Mark Baker / AP
New Zealand’s Prime Minister Jacinda Ardern has won re-election in landslides.
The victory was not surprising; Arden’s management has helped New Zealand become one of the most successful countries in dealing with the coronavirus pandemic. When entering the election, polls showed the Ardennes Labor Party with a broad lead over its closest competitor, the Conservative National Party.
With the most votes counted, the Ardennes Liberal Labor Party has won 49%. It’s the best show for the Labor Party in at least 50 years. It is also the highest result for any party since the country switched to a proportional representation system in 1996.

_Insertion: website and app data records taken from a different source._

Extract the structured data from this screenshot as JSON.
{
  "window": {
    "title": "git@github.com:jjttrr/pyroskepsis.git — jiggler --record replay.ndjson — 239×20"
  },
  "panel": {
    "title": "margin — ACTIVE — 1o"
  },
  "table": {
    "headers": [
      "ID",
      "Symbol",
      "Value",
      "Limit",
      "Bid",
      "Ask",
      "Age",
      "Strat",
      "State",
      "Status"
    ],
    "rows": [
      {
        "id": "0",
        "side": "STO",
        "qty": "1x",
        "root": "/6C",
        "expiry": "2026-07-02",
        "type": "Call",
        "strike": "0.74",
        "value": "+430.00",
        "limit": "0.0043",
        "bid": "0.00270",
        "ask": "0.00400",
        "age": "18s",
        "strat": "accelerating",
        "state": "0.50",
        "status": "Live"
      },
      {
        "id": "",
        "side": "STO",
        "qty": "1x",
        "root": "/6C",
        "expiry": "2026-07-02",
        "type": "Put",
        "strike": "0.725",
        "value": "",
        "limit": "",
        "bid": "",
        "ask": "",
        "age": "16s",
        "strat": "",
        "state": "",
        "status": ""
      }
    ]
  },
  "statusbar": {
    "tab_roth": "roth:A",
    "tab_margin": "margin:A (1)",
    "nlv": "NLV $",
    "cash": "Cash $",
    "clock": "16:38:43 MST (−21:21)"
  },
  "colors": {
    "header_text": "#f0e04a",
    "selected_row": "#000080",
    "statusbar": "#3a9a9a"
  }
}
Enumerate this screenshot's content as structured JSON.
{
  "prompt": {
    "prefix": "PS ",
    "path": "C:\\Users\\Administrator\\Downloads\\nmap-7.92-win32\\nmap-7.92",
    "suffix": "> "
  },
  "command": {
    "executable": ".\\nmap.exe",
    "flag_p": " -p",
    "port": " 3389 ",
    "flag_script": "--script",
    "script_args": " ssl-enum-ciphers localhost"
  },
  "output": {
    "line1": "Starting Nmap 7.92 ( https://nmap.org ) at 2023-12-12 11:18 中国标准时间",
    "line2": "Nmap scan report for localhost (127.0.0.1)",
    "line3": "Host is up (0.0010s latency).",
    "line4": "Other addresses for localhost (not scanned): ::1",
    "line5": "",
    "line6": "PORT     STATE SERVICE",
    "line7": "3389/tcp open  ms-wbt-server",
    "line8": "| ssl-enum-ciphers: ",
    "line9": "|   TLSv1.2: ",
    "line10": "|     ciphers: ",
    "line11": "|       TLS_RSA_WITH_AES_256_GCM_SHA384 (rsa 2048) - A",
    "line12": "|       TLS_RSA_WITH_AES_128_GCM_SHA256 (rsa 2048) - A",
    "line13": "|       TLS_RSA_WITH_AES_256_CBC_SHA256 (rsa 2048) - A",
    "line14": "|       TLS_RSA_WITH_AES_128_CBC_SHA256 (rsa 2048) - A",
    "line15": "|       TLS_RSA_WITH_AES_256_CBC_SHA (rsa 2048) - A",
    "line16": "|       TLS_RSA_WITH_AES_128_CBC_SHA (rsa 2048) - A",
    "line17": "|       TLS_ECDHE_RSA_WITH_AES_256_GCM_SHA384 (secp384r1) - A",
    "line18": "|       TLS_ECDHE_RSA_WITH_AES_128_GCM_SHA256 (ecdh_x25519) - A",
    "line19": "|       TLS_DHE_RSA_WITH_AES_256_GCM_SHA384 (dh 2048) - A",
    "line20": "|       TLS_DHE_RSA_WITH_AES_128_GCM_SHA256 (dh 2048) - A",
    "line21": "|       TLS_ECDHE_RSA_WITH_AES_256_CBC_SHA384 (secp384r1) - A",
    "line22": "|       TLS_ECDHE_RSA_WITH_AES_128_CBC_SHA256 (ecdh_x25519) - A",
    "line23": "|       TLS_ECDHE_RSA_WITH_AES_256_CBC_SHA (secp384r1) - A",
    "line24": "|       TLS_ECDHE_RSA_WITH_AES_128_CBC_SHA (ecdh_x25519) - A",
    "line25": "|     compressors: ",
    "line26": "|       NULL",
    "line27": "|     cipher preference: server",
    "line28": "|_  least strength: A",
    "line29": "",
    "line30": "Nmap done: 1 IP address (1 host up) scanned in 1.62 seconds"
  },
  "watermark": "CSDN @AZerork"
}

The Labor Party was expected to win 64 seats in the 120-seat parliament, giving it the opportunity to govern without the coalition building that typically characterizes proportional representation. With 27 percent of the vote, the National Party took 35 seats; the libertarian ACT New Zealand and the left-wing Green Party each took 10 seats; and the Maori Party – a center-left party focusing on original rights – secured a seat.
It remains to be seen how strongly Ardern and her Labor Party will move to adopt progressive policies. In her victory speech, Ardern acknowledged that while her party has “a very strong and a very clear mandate”, she promised to be a voice for all New Zealanders.
“We live in an increasingly polarized world,” the 40-year-old Ardern told hundreds of cheering supporters. “A place where more and more people have lost the ability to see each other’s point of view. I hope this election, New Zealand, has shown that this is not who we are. That we as a nation can listen and we can discuss. After all, we are too small to lose sight of others. “
“Elections are not always good at bringing people together,” Ardern added. “But they don’t have to tear each other to pieces either. And in times of crisis, I think New Zealand have shown it.”
The victory of Labor marked a major defeat for the National Party, which lost 21 seats. “We will take the time to reflect and we will review and we will change,” said party leader Judith Collins. “National will from this loss regain a stronger, more disciplined and more connected party.”
Other items on the vote included two major referendums, reflecting extensive social changes in the island nation of 5 million. Recreational cannabis would be legalized – the first apparent effort by any country to hold a national referendum on whether marijuana should be okayed without a medical purpose.
Preliminary results will not be released until the end of the month, but if the measure is overturned, New Zealand will join Canada, Georgia, South Africa and Uruguay on the list of countries that have legal pot consumption at national level. Parliament will still have to approve the measure.
The second referendum asks whether New Zealanders support the law of end-of-life elections. The action passed by parliament in 2019 legalizes euthanasia for those who have terminal illnesses, have less than six months to live and live out “unbearable” suffering. It enters into force only if it is approved by a majority of voters.